Among the interesting finds associated with the southernmost burial in Chamber 5 of Tomb 26 on Sai Island are four miniature jars. The burial was placed in a wooden coffin, had a funerary mask and many flakes of gold foil were discovered in the area of the upper body. In addition to the steatite scarab found at the left hand, an uninscribed heart scarab was found directly between the ribs, thus it was placed on the breast of the deceased.
More items of typical Egyptian New Kingdom burial equipment are the four small ceramic jars which were found close to the skull.
These jars are clearly miniature canopic jars – their lids were found a few centimeters apart from the jars, buried between the debris from the collapsed ceiling. All lids show human heads and are also made in clay. Interestingly, the jars were made in Egyptian Marl clay and imitate with their coated surface stone vessels. Miniature canopic jars were also documented in several tombs of SAC5 excavated by the French mission – but none of them is the same type of vessel and the lids are also markedly different (see A. Minault-Gout/F. Thill, Saï II. Le cimetière des tombes hypogées du Nouvel Empire (SAC5), Fouilles de l’Institut français d’archéologie orientale du Caire 69, Cairo 2012, Pls. 90 and 131).
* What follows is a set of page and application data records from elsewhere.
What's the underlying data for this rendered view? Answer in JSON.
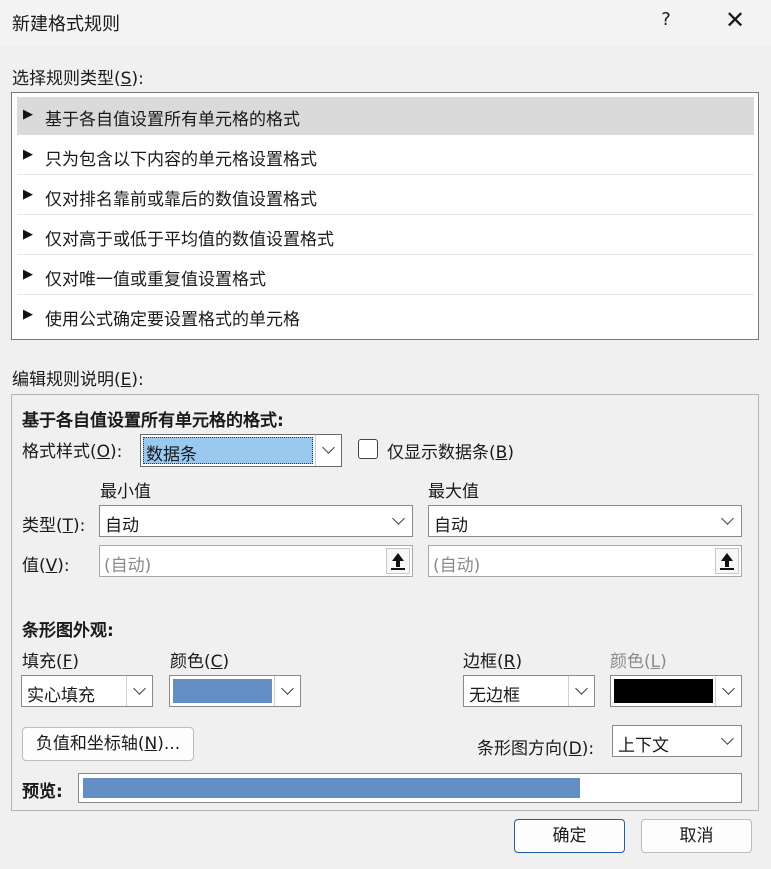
{
  "dialog": {
    "title": "新建格式规则",
    "help_icon": "?",
    "close_icon": "✕"
  },
  "select_rule_type": {
    "label_prefix": "选择规则类型(",
    "label_key": "S",
    "label_suffix": "):",
    "items": [
      {
        "label": "基于各自值设置所有单元格的格式",
        "selected": true
      },
      {
        "label": "只为包含以下内容的单元格设置格式",
        "selected": false
      },
      {
        "label": "仅对排名靠前或靠后的数值设置格式",
        "selected": false
      },
      {
        "label": "仅对高于或低于平均值的数值设置格式",
        "selected": false
      },
      {
        "label": "仅对唯一值或重复值设置格式",
        "selected": false
      },
      {
        "label": "使用公式确定要设置格式的单元格",
        "selected": false
      }
    ],
    "marker": "▶"
  },
  "edit_rule": {
    "label_prefix": "编辑规则说明(",
    "label_key": "E",
    "label_suffix": "):",
    "heading": "基于各自值设置所有单元格的格式:",
    "format_style_prefix": "格式样式(",
    "format_style_key": "O",
    "format_style_suffix": "):",
    "format_style_value": "数据条",
    "show_bar_only_prefix": "仅显示数据条(",
    "show_bar_only_key": "B",
    "show_bar_only_suffix": ")",
    "show_bar_only_checked": false,
    "min_header": "最小值",
    "max_header": "最大值",
    "type_prefix": "类型(",
    "type_key": "T",
    "type_suffix": "):",
    "value_prefix": "值(",
    "value_key": "V",
    "value_suffix": "):",
    "min_type": "自动",
    "max_type": "自动",
    "min_value_placeholder": "(自动)",
    "max_value_placeholder": "(自动)"
  },
  "bar_appearance": {
    "heading": "条形图外观:",
    "fill_prefix": "填充(",
    "fill_key": "F",
    "fill_suffix": ")",
    "fill_value": "实心填充",
    "fill_color_prefix": "颜色(",
    "fill_color_key": "C",
    "fill_color_suffix": ")",
    "fill_color": "#638ec6",
    "border_prefix": "边框(",
    "border_key": "R",
    "border_suffix": ")",
    "border_value": "无边框",
    "border_color_prefix": "颜色(",
    "border_color_key": "L",
    "border_color_suffix": ")",
    "border_color": "#000000",
    "negative_axis_prefix": "负值和坐标轴(",
    "negative_axis_key": "N",
    "negative_axis_suffix": ")...",
    "direction_prefix": "条形图方向(",
    "direction_key": "D",
    "direction_suffix": "):",
    "direction_value": "上下文"
  },
  "preview": {
    "label": "预览:",
    "bar_color": "#638ec6",
    "bar_fraction": 0.76
  },
  "footer": {
    "ok": "确定",
    "cancel": "取消"
  }
}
Today, we finished the photographic documentation of this interesting and so far unique set of 18th Dynasty miniature canopic jars from Sai, drawings will be produced in the next days – another step done towards the final publication of Tomb 26!